• Task requirements
Print the data that follows exactly.

• Source material
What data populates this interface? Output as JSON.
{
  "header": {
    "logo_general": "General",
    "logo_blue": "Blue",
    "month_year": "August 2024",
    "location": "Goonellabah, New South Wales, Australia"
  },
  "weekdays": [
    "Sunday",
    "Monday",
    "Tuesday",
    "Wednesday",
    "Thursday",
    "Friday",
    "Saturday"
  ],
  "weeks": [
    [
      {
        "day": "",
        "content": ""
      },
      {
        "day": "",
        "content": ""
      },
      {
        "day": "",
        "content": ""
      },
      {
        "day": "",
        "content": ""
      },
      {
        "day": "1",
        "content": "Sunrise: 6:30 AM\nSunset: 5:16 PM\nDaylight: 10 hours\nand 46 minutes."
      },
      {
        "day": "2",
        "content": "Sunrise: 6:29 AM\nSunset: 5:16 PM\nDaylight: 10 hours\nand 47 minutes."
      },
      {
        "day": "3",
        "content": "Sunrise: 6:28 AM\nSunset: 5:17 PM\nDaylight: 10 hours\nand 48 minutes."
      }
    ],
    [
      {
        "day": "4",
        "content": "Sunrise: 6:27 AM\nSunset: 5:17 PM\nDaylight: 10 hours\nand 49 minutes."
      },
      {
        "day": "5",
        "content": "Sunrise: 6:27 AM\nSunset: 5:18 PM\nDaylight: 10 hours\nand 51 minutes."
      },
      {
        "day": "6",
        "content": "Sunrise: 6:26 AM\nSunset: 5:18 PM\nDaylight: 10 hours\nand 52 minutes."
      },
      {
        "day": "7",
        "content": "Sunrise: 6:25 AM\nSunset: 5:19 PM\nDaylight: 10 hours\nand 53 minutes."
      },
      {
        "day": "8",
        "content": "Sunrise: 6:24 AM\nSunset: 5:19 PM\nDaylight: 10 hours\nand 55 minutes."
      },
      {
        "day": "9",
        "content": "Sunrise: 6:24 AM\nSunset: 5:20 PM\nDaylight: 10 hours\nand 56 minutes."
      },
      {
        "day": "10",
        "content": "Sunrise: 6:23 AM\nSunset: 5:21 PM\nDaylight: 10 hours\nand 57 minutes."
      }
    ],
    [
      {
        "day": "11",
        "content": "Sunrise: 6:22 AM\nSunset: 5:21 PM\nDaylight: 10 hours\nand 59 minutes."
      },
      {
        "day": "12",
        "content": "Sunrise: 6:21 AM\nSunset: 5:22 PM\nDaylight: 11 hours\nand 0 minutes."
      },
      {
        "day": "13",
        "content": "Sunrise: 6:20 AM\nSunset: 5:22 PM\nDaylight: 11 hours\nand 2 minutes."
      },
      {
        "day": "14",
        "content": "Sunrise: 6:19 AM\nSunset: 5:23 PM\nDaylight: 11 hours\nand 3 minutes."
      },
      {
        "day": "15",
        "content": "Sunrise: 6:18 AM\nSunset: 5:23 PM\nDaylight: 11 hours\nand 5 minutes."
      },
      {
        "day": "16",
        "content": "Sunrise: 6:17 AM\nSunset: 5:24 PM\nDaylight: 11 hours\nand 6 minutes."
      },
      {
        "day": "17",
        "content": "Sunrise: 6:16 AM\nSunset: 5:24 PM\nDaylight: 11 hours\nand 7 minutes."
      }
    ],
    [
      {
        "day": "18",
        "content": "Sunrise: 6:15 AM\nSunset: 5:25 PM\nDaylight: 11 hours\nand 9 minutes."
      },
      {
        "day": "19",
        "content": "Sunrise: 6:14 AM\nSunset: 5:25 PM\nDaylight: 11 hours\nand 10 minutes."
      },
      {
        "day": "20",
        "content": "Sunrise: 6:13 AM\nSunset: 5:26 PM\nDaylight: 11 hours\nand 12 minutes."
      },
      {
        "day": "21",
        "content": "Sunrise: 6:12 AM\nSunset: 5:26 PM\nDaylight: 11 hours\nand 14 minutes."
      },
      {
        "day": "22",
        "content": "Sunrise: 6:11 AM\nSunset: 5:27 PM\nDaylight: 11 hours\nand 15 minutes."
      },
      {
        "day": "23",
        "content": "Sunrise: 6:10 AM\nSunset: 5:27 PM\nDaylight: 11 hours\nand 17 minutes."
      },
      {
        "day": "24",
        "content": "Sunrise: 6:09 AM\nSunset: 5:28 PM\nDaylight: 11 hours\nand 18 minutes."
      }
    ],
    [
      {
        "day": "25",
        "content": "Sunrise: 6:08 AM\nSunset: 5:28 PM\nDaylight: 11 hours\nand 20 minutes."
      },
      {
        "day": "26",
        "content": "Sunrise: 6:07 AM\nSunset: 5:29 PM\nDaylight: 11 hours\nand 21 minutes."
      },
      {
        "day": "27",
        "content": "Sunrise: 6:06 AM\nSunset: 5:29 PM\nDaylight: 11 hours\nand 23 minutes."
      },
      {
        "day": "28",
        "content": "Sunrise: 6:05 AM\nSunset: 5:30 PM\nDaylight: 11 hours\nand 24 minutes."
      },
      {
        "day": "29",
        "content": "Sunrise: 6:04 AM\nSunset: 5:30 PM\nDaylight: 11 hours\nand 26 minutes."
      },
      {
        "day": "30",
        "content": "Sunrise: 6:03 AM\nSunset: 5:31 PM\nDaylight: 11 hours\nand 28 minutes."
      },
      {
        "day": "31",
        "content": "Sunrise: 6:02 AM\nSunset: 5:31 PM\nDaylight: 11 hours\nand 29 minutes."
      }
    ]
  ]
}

• The answer
What data populates this interface? Output as JSON.
{
  "header": {
    "logo_general": "General",
    "logo_blue": "Blue",
    "month_year": "August 2024",
    "location": "Goonellabah, New South Wales, Australia"
  },
  "weekdays": [
    "Sunday",
    "Monday",
    "Tuesday",
    "Wednesday",
    "Thursday",
    "Friday",
    "Saturday"
  ],
  "weeks": [
    [
      {
        "day": "",
        "content": ""
      },
      {
        "day": "",
        "content": ""
      },
      {
        "day": "",
        "content": ""
      },
      {
        "day": "",
        "content": ""
      },
      {
        "day": "1",
        "content": "Sunrise: 6:30 AM\nSunset: 5:16 PM\nDaylight: 10 hours\nand 46 minutes."
      },
      {
        "day": "2",
        "content": "Sunrise: 6:29 AM\nSunset: 5:16 PM\nDaylight: 10 hours\nand 47 minutes."
      },
      {
        "day": "3",
        "content": "Sunrise: 6:28 AM\nSunset: 5:17 PM\nDaylight: 10 hours\nand 48 minutes."
      }
    ],
    [
      {
        "day": "4",
        "content": "Sunrise: 6:27 AM\nSunset: 5:17 PM\nDaylight: 10 hours\nand 49 minutes."
      },
      {
        "day": "5",
        "content": "Sunrise: 6:27 AM\nSunset: 5:18 PM\nDaylight: 10 hours\nand 51 minutes."
      },
      {
        "day": "6",
        "content": "Sunrise: 6:26 AM\nSunset: 5:18 PM\nDaylight: 10 hours\nand 52 minutes."
      },
      {
        "day": "7",
        "content": "Sunrise: 6:25 AM\nSunset: 5:19 PM\nDaylight: 10 hours\nand 53 minutes."
      },
      {
        "day": "8",
        "content": "Sunrise: 6:24 AM\nSunset: 5:19 PM\nDaylight: 10 hours\nand 55 minutes."
      },
      {
        "day": "9",
        "content": "Sunrise: 6:24 AM\nSunset: 5:20 PM\nDaylight: 10 hours\nand 56 minutes."
      },
      {
        "day": "10",
        "content": "Sunrise: 6:23 AM\nSunset: 5:21 PM\nDaylight: 10 hours\nand 57 minutes."
      }
    ],
    [
      {
        "day": "11",
        "content": "Sunrise: 6:22 AM\nSunset: 5:21 PM\nDaylight: 10 hours\nand 59 minutes."
      },
      {
        "day": "12",
        "content": "Sunrise: 6:21 AM\nSunset: 5:22 PM\nDaylight: 11 hours\nand 0 minutes."
      },
      {
        "day": "13",
        "content": "Sunrise: 6:20 AM\nSunset: 5:22 PM\nDaylight: 11 hours\nand 2 minutes."
      },
      {
        "day": "14",
        "content": "Sunrise: 6:19 AM\nSunset: 5:23 PM\nDaylight: 11 hours\nand 3 minutes."
      },
      {
        "day": "15",
        "content": "Sunrise: 6:18 AM\nSunset: 5:23 PM\nDaylight: 11 hours\nand 5 minutes."
      },
      {
        "day": "16",
        "content": "Sunrise: 6:17 AM\nSunset: 5:24 PM\nDaylight: 11 hours\nand 6 minutes."
      },
      {
        "day": "17",
        "content": "Sunrise: 6:16 AM\nSunset: 5:24 PM\nDaylight: 11 hours\nand 7 minutes."
      }
    ],
    [
      {
        "day": "18",
        "content": "Sunrise: 6:15 AM\nSunset: 5:25 PM\nDaylight: 11 hours\nand 9 minutes."
      },
      {
        "day": "19",
        "content": "Sunrise: 6:14 AM\nSunset: 5:25 PM\nDaylight: 11 hours\nand 10 minutes."
      },
      {
        "day": "20",
        "content": "Sunrise: 6:13 AM\nSunset: 5:26 PM\nDaylight: 11 hours\nand 12 minutes."
      },
      {
        "day": "21",
        "content": "Sunrise: 6:12 AM\nSunset: 5:26 PM\nDaylight: 11 hours\nand 14 minutes."
      },
      {
        "day": "22",
        "content": "Sunrise: 6:11 AM\nSunset: 5:27 PM\nDaylight: 11 hours\nand 15 minutes."
      },
      {
        "day": "23",
        "content": "Sunrise: 6:10 AM\nSunset: 5:27 PM\nDaylight: 11 hours\nand 17 minutes."
      },
      {
        "day": "24",
        "content": "Sunrise: 6:09 AM\nSunset: 5:28 PM\nDaylight: 11 hours\nand 18 minutes."
      }
    ],
    [
      {
        "day": "25",
        "content": "Sunrise: 6:08 AM\nSunset: 5:28 PM\nDaylight: 11 hours\nand 20 minutes."
      },
      {
        "day": "26",
        "content": "Sunrise: 6:07 AM\nSunset: 5:29 PM\nDaylight: 11 hours\nand 21 minutes."
      },
      {
        "day": "27",
        "content": "Sunrise: 6:06 AM\nSunset: 5:29 PM\nDaylight: 11 hours\nand 23 minutes."
      },
      {
        "day": "28",
        "content": "Sunrise: 6:05 AM\nSunset: 5:30 PM\nDaylight: 11 hours\nand 24 minutes."
      },
      {
        "day": "29",
        "content": "Sunrise: 6:04 AM\nSunset: 5:30 PM\nDaylight: 11 hours\nand 26 minutes."
      },
      {
        "day": "30",
        "content": "Sunrise: 6:03 AM\nSunset: 5:31 PM\nDaylight: 11 hours\nand 28 minutes."
      },
      {
        "day": "31",
        "content": "Sunrise: 6:02 AM\nSunset: 5:31 PM\nDaylight: 11 hours\nand 29 minutes."
      }
    ]
  ]
}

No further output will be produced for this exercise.